- EXERCISE REQUIREMENTS -
Print every line below exactly. Skip the pictures.

- RECORDS PROVIDED -
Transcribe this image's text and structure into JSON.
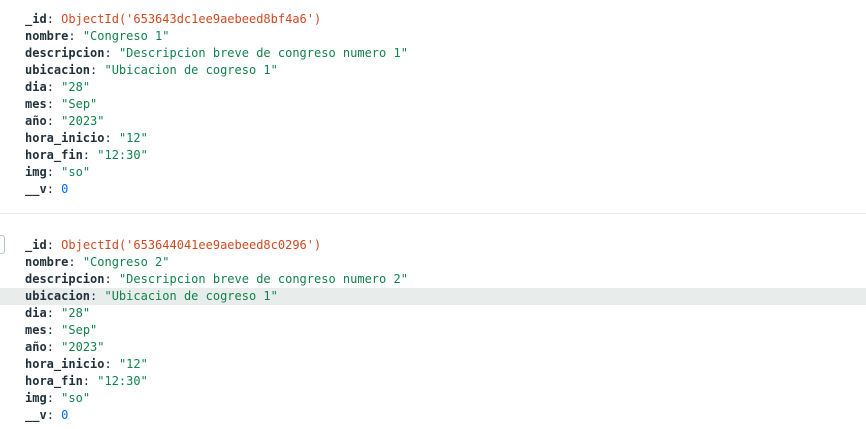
{
  "documents": [
    {
      "fields": [
        {
          "key": "_id",
          "value": "ObjectId('653643dc1ee9aebeed8bf4a6')",
          "type": "oid"
        },
        {
          "key": "nombre",
          "value": "\"Congreso 1\"",
          "type": "str"
        },
        {
          "key": "descripcion",
          "value": "\"Descripcion breve de congreso numero 1\"",
          "type": "str"
        },
        {
          "key": "ubicacion",
          "value": "\"Ubicacion de cogreso 1\"",
          "type": "str"
        },
        {
          "key": "dia",
          "value": "\"28\"",
          "type": "str"
        },
        {
          "key": "mes",
          "value": "\"Sep\"",
          "type": "str"
        },
        {
          "key": "año",
          "value": "\"2023\"",
          "type": "str"
        },
        {
          "key": "hora_inicio",
          "value": "\"12\"",
          "type": "str"
        },
        {
          "key": "hora_fin",
          "value": "\"12:30\"",
          "type": "str"
        },
        {
          "key": "img",
          "value": "\"so\"",
          "type": "str"
        },
        {
          "key": "__v",
          "value": "0",
          "type": "num"
        }
      ]
    },
    {
      "fields": [
        {
          "key": "_id",
          "value": "ObjectId('653644041ee9aebeed8c0296')",
          "type": "oid"
        },
        {
          "key": "nombre",
          "value": "\"Congreso 2\"",
          "type": "str"
        },
        {
          "key": "descripcion",
          "value": "\"Descripcion breve de congreso numero 2\"",
          "type": "str"
        },
        {
          "key": "ubicacion",
          "value": "\"Ubicacion de cogreso 1\"",
          "type": "str"
        },
        {
          "key": "dia",
          "value": "\"28\"",
          "type": "str"
        },
        {
          "key": "mes",
          "value": "\"Sep\"",
          "type": "str"
        },
        {
          "key": "año",
          "value": "\"2023\"",
          "type": "str"
        },
        {
          "key": "hora_inicio",
          "value": "\"12\"",
          "type": "str"
        },
        {
          "key": "hora_fin",
          "value": "\"12:30\"",
          "type": "str"
        },
        {
          "key": "img",
          "value": "\"so\"",
          "type": "str"
        },
        {
          "key": "__v",
          "value": "0",
          "type": "num"
        }
      ]
    }
  ],
  "colors": {
    "key": "#21313c",
    "string": "#12824d",
    "objectid": "#cf4a22",
    "number": "#016bf8",
    "highlight": "#e8edeb"
  }
}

- WRITTEN ANSWER -
Transcribe this image's text and structure into JSON.
{
  "documents": [
    {
      "fields": [
        {
          "key": "_id",
          "value": "ObjectId('653643dc1ee9aebeed8bf4a6')",
          "type": "oid"
        },
        {
          "key": "nombre",
          "value": "\"Congreso 1\"",
          "type": "str"
        },
        {
          "key": "descripcion",
          "value": "\"Descripcion breve de congreso numero 1\"",
          "type": "str"
        },
        {
          "key": "ubicacion",
          "value": "\"Ubicacion de cogreso 1\"",
          "type": "str"
        },
        {
          "key": "dia",
          "value": "\"28\"",
          "type": "str"
        },
        {
          "key": "mes",
          "value": "\"Sep\"",
          "type": "str"
        },
        {
          "key": "año",
          "value": "\"2023\"",
          "type": "str"
        },
        {
          "key": "hora_inicio",
          "value": "\"12\"",
          "type": "str"
        },
        {
          "key": "hora_fin",
          "value": "\"12:30\"",
          "type": "str"
        },
        {
          "key": "img",
          "value": "\"so\"",
          "type": "str"
        },
        {
          "key": "__v",
          "value": "0",
          "type": "num"
        }
      ]
    },
    {
      "fields": [
        {
          "key": "_id",
          "value": "ObjectId('653644041ee9aebeed8c0296')",
          "type": "oid"
        },
        {
          "key": "nombre",
          "value": "\"Congreso 2\"",
          "type": "str"
        },
        {
          "key": "descripcion",
          "value": "\"Descripcion breve de congreso numero 2\"",
          "type": "str"
        },
        {
          "key": "ubicacion",
          "value": "\"Ubicacion de cogreso 1\"",
          "type": "str"
        },
        {
          "key": "dia",
          "value": "\"28\"",
          "type": "str"
        },
        {
          "key": "mes",
          "value": "\"Sep\"",
          "type": "str"
        },
        {
          "key": "año",
          "value": "\"2023\"",
          "type": "str"
        },
        {
          "key": "hora_inicio",
          "value": "\"12\"",
          "type": "str"
        },
        {
          "key": "hora_fin",
          "value": "\"12:30\"",
          "type": "str"
        },
        {
          "key": "img",
          "value": "\"so\"",
          "type": "str"
        },
        {
          "key": "__v",
          "value": "0",
          "type": "num"
        }
      ]
    }
  ],
  "colors": {
    "key": "#21313c",
    "string": "#12824d",
    "objectid": "#cf4a22",
    "number": "#016bf8",
    "highlight": "#e8edeb"
  }
}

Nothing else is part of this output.